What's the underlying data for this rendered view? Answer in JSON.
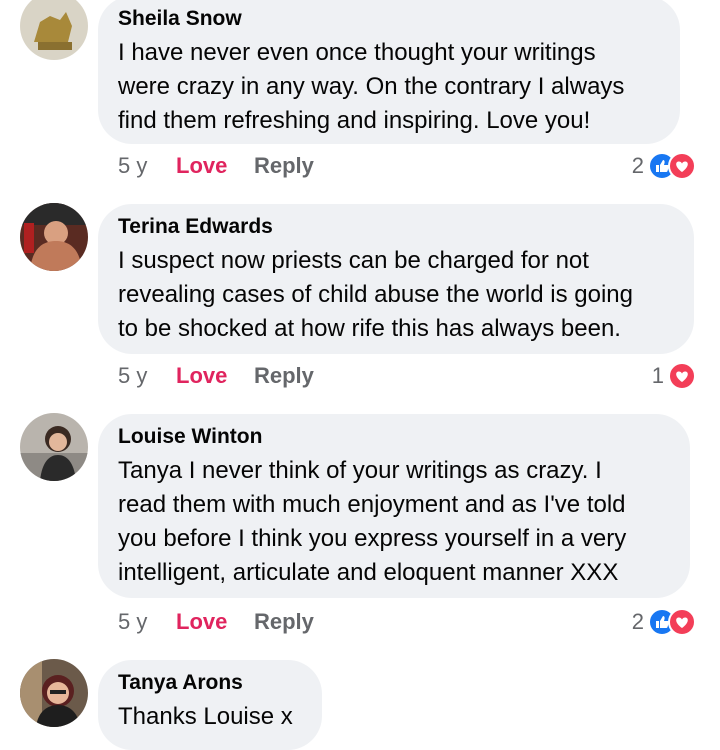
{
  "colors": {
    "love": "#e0245e",
    "like": "#1877f2",
    "heart": "#f33e58",
    "bubble": "#eff1f4",
    "muted": "#65676b"
  },
  "comments": [
    {
      "author": "Sheila Snow",
      "text": "I have never even once thought your writings\nwere crazy in any way. On the contrary I always\nfind them refreshing and inspiring. Love you!",
      "time": "5 y",
      "love_label": "Love",
      "reply_label": "Reply",
      "reaction_count": "2",
      "reactions": [
        "like-icon",
        "heart-icon"
      ]
    },
    {
      "author": "Terina Edwards",
      "text": "I suspect now priests can be charged for not\nrevealing cases of child abuse the world is going\nto be shocked at how rife this has always been.",
      "time": "5 y",
      "love_label": "Love",
      "reply_label": "Reply",
      "reaction_count": "1",
      "reactions": [
        "heart-icon"
      ]
    },
    {
      "author": "Louise Winton",
      "text": "Tanya I never think of your writings as crazy.   I\nread them with much enjoyment and as I've told\nyou before I think you express yourself in a very\nintelligent, articulate and eloquent manner XXX",
      "time": "5 y",
      "love_label": "Love",
      "reply_label": "Reply",
      "reaction_count": "2",
      "reactions": [
        "like-icon",
        "heart-icon"
      ]
    },
    {
      "author": "Tanya Arons",
      "text": "Thanks Louise x"
    }
  ]
}
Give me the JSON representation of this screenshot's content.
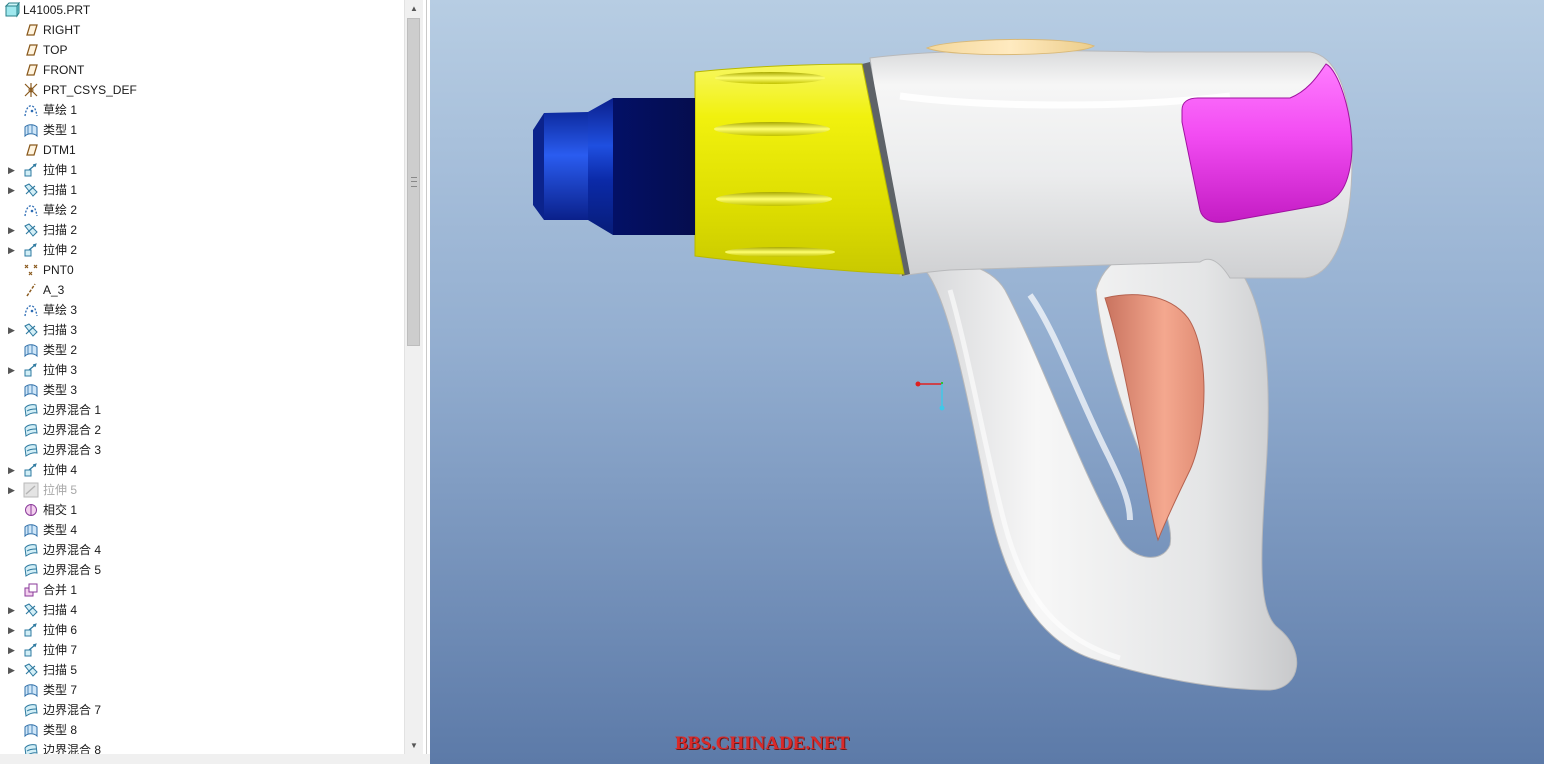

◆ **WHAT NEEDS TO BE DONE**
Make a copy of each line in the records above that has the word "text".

◆ **TASK SOLUTION**
      "text": "I have never even once thought your writings\nwere crazy in any way. On the contrary I always\nfind them refreshing and inspiring. Love you!",
      "text": "I suspect now priests can be charged for not\nrevealing cases of child abuse the world is going\nto be shocked at how rife this has always been.",
      "text": "Tanya I never think of your writings as crazy.   I\nread them with much enjoyment and as I've told\nyou before I think you express yourself in a very\nintelligent, articulate and eloquent manner XXX",
      "text": "Thanks Louise x"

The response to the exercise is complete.